Several people told ABC7 Saturday evening that they still had no idea if their loved ones were okay. It was a very difficult task, especially with the death toll is rising.
Fernando Torres stayed in the same room all day Saturday. That is where he stayed connected to everything coming out of Chile.
"So, this is the way to get news, and contact with some members of my family," he said.
Torres has friends and family in Santiago, which is about 100 miles from the quake's epicenter. Internet connections are spotty all over Chile, but Maria Elena got a message to Torres saying, "Mother Earth, what force you have!"
Just one sentence was enough for him to finally smile.
"I see my friends putting out messages," he said. "I can feel closer to home."
Actually talking to someone from home would have been even better. After six hours, Torres finally reached his aunt and found out a massive door fell on his elderly uncle. He is injured, but alive.
"She sounds really scared. She sounds really scared because up until now, there's still tremors and there's not electricity," Torres told ABC7.
Much of Chile is still without power. Cell phone towers are also down which is causing those in the Bay Area's small, close-knit Chilean community, to panic. They made calls to one of the only Chilean restaurants and community centers in the area for updates and comfort.
The owners of Cafe Valpraiso in Berkeley have reached most of their relatives in Chile. They are safe, but scared. Aftershocks continue to shake the country leaving those thousands of miles away feeling helpless.
"It's really hard because you know, nothing you can do," said Pablo Valenzuela. "I mean, try to get information and get together and try to get more information for everybody, the whole family."

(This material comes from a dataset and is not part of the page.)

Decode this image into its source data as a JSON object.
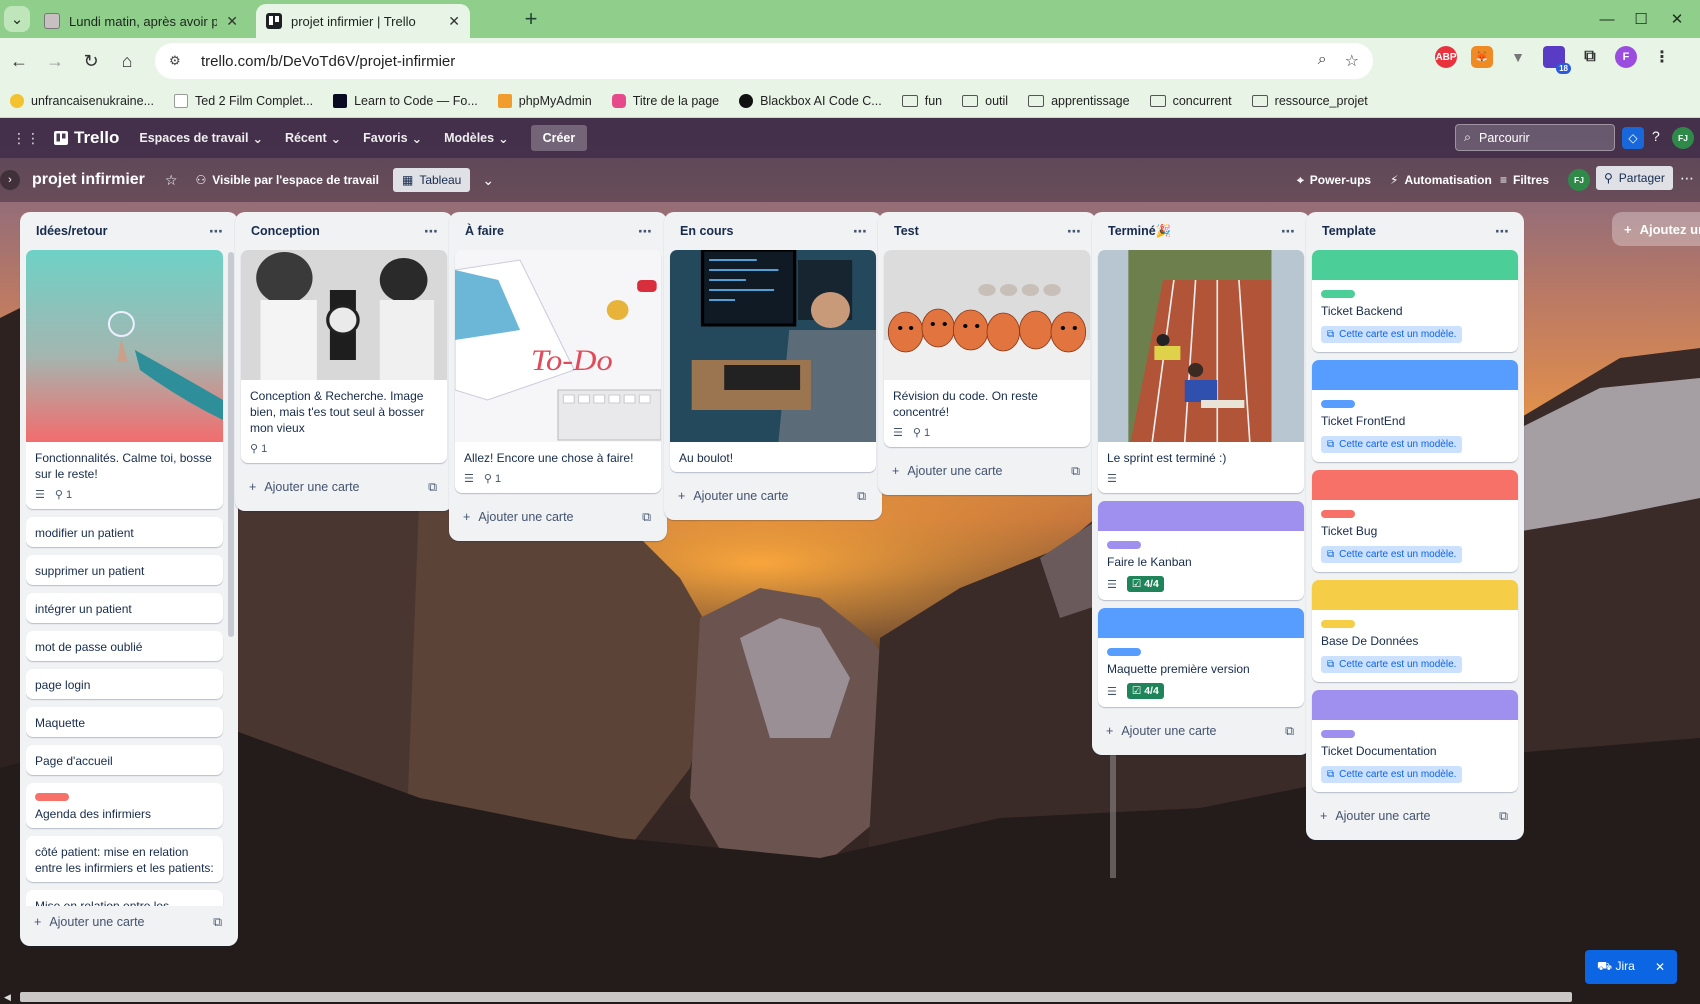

Chilean community center leaders in Berkeley hope to figure out fundraiser possibilities and options by Sunday morning. Their goal is to get supplies and aid to Chile as quickly as possible.